**Material for the task**
# # # #
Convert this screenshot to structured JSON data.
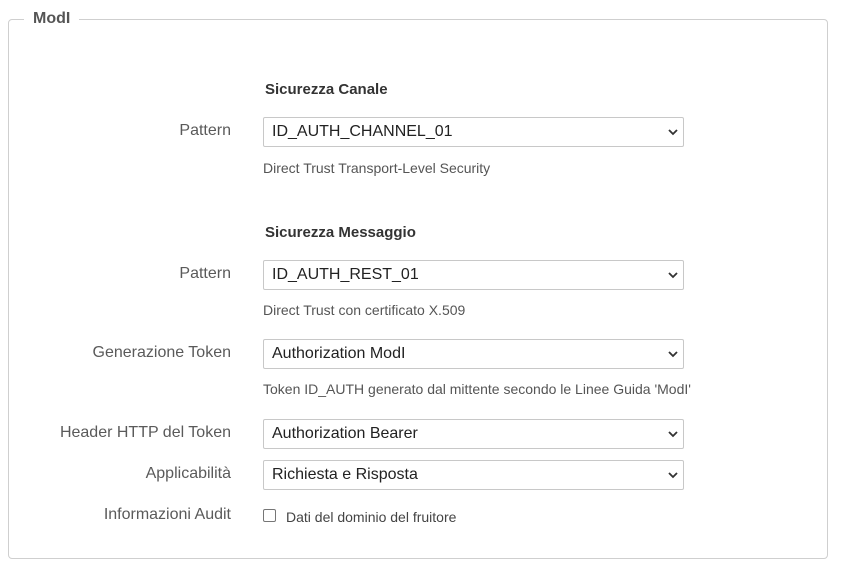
{
  "panel": {
    "legend": "ModI"
  },
  "channel": {
    "title": "Sicurezza Canale",
    "pattern": {
      "label": "Pattern",
      "value": "ID_AUTH_CHANNEL_01",
      "hint": "Direct Trust Transport-Level Security"
    }
  },
  "message": {
    "title": "Sicurezza Messaggio",
    "pattern": {
      "label": "Pattern",
      "value": "ID_AUTH_REST_01",
      "hint": "Direct Trust con certificato X.509"
    },
    "token_generation": {
      "label": "Generazione Token",
      "value": "Authorization ModI",
      "hint": "Token ID_AUTH generato dal mittente secondo le Linee Guida 'ModI'"
    },
    "token_header": {
      "label": "Header HTTP del Token",
      "value": "Authorization Bearer"
    },
    "applicability": {
      "label": "Applicabilità",
      "value": "Richiesta e Risposta"
    },
    "audit": {
      "label": "Informazioni Audit",
      "checkbox_label": "Dati del dominio del fruitore",
      "checked": false
    }
  },
  "icons": {
    "select": "chevron-down-icon"
  }
}
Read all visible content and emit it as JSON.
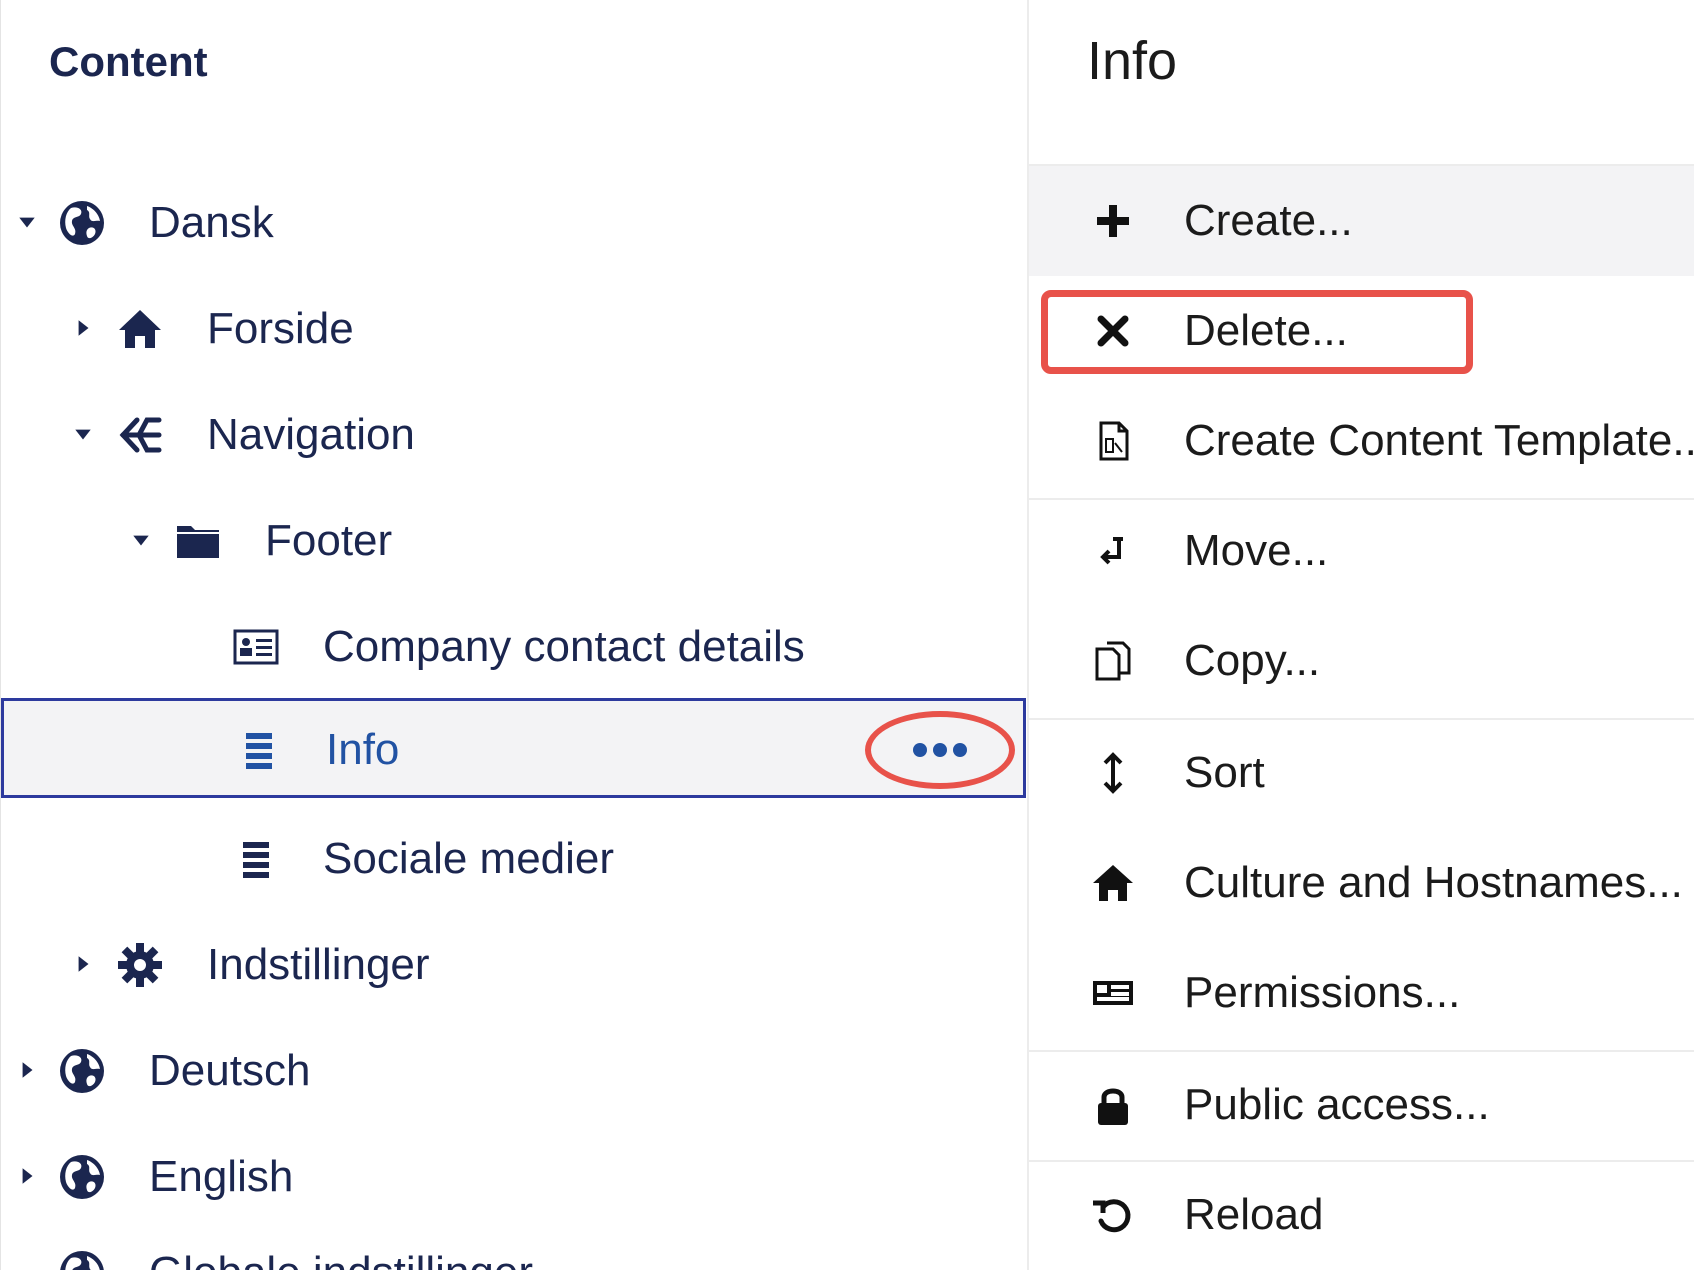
{
  "tree": {
    "title": "Content",
    "items": [
      {
        "label": "Dansk",
        "icon": "globe-icon",
        "caret": "expanded"
      },
      {
        "label": "Forside",
        "icon": "home-icon",
        "caret": "collapsed"
      },
      {
        "label": "Navigation",
        "icon": "sitemap-icon",
        "caret": "expanded"
      },
      {
        "label": "Footer",
        "icon": "folder-icon",
        "caret": "expanded"
      },
      {
        "label": "Company contact details",
        "icon": "contact-card-icon",
        "caret": "none"
      },
      {
        "label": "Info",
        "icon": "list-icon",
        "caret": "none",
        "selected": true
      },
      {
        "label": "Sociale medier",
        "icon": "list-icon",
        "caret": "none"
      },
      {
        "label": "Indstillinger",
        "icon": "gear-icon",
        "caret": "collapsed"
      },
      {
        "label": "Deutsch",
        "icon": "globe-icon",
        "caret": "collapsed"
      },
      {
        "label": "English",
        "icon": "globe-icon",
        "caret": "collapsed"
      },
      {
        "label": "Globale indstillinger",
        "icon": "globe-icon",
        "caret": "none"
      }
    ],
    "selected_more_icon": "ellipsis-icon"
  },
  "actions": {
    "title": "Info",
    "items": [
      {
        "label": "Create...",
        "icon": "plus-icon"
      },
      {
        "label": "Delete...",
        "icon": "close-icon"
      },
      {
        "label": "Create Content Template...",
        "icon": "document-icon"
      },
      {
        "label": "Move...",
        "icon": "move-icon"
      },
      {
        "label": "Copy...",
        "icon": "copy-icon"
      },
      {
        "label": "Sort",
        "icon": "sort-icon"
      },
      {
        "label": "Culture and Hostnames...",
        "icon": "home-icon"
      },
      {
        "label": "Permissions...",
        "icon": "permissions-icon"
      },
      {
        "label": "Public access...",
        "icon": "lock-icon"
      },
      {
        "label": "Reload",
        "icon": "reload-icon"
      }
    ]
  },
  "colors": {
    "tree_text": "#1b264f",
    "selected_text": "#2152a3",
    "selected_border": "#2d3a9e",
    "annotation_red": "#e8524a"
  }
}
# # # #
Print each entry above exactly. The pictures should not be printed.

Convert this screenshot to structured JSON data.
{
  "panel": {
    "legend": "ModI"
  },
  "channel": {
    "title": "Sicurezza Canale",
    "pattern": {
      "label": "Pattern",
      "value": "ID_AUTH_CHANNEL_01",
      "hint": "Direct Trust Transport-Level Security"
    }
  },
  "message": {
    "title": "Sicurezza Messaggio",
    "pattern": {
      "label": "Pattern",
      "value": "ID_AUTH_REST_01",
      "hint": "Direct Trust con certificato X.509"
    },
    "token_generation": {
      "label": "Generazione Token",
      "value": "Authorization ModI",
      "hint": "Token ID_AUTH generato dal mittente secondo le Linee Guida 'ModI'"
    },
    "token_header": {
      "label": "Header HTTP del Token",
      "value": "Authorization Bearer"
    },
    "applicability": {
      "label": "Applicabilità",
      "value": "Richiesta e Risposta"
    },
    "audit": {
      "label": "Informazioni Audit",
      "checkbox_label": "Dati del dominio del fruitore",
      "checked": false
    }
  },
  "icons": {
    "select": "chevron-down-icon"
  }
}
Read all visible content and emit it as JSON.
{
  "tree": {
    "title": "Content",
    "items": [
      {
        "label": "Dansk",
        "icon": "globe-icon",
        "caret": "expanded"
      },
      {
        "label": "Forside",
        "icon": "home-icon",
        "caret": "collapsed"
      },
      {
        "label": "Navigation",
        "icon": "sitemap-icon",
        "caret": "expanded"
      },
      {
        "label": "Footer",
        "icon": "folder-icon",
        "caret": "expanded"
      },
      {
        "label": "Company contact details",
        "icon": "contact-card-icon",
        "caret": "none"
      },
      {
        "label": "Info",
        "icon": "list-icon",
        "caret": "none",
        "selected": true
      },
      {
        "label": "Sociale medier",
        "icon": "list-icon",
        "caret": "none"
      },
      {
        "label": "Indstillinger",
        "icon": "gear-icon",
        "caret": "collapsed"
      },
      {
        "label": "Deutsch",
        "icon": "globe-icon",
        "caret": "collapsed"
      },
      {
        "label": "English",
        "icon": "globe-icon",
        "caret": "collapsed"
      },
      {
        "label": "Globale indstillinger",
        "icon": "globe-icon",
        "caret": "none"
      }
    ],
    "selected_more_icon": "ellipsis-icon"
  },
  "actions": {
    "title": "Info",
    "items": [
      {
        "label": "Create...",
        "icon": "plus-icon"
      },
      {
        "label": "Delete...",
        "icon": "close-icon"
      },
      {
        "label": "Create Content Template...",
        "icon": "document-icon"
      },
      {
        "label": "Move...",
        "icon": "move-icon"
      },
      {
        "label": "Copy...",
        "icon": "copy-icon"
      },
      {
        "label": "Sort",
        "icon": "sort-icon"
      },
      {
        "label": "Culture and Hostnames...",
        "icon": "home-icon"
      },
      {
        "label": "Permissions...",
        "icon": "permissions-icon"
      },
      {
        "label": "Public access...",
        "icon": "lock-icon"
      },
      {
        "label": "Reload",
        "icon": "reload-icon"
      }
    ]
  },
  "colors": {
    "tree_text": "#1b264f",
    "selected_text": "#2152a3",
    "selected_border": "#2d3a9e",
    "annotation_red": "#e8524a"
  }
}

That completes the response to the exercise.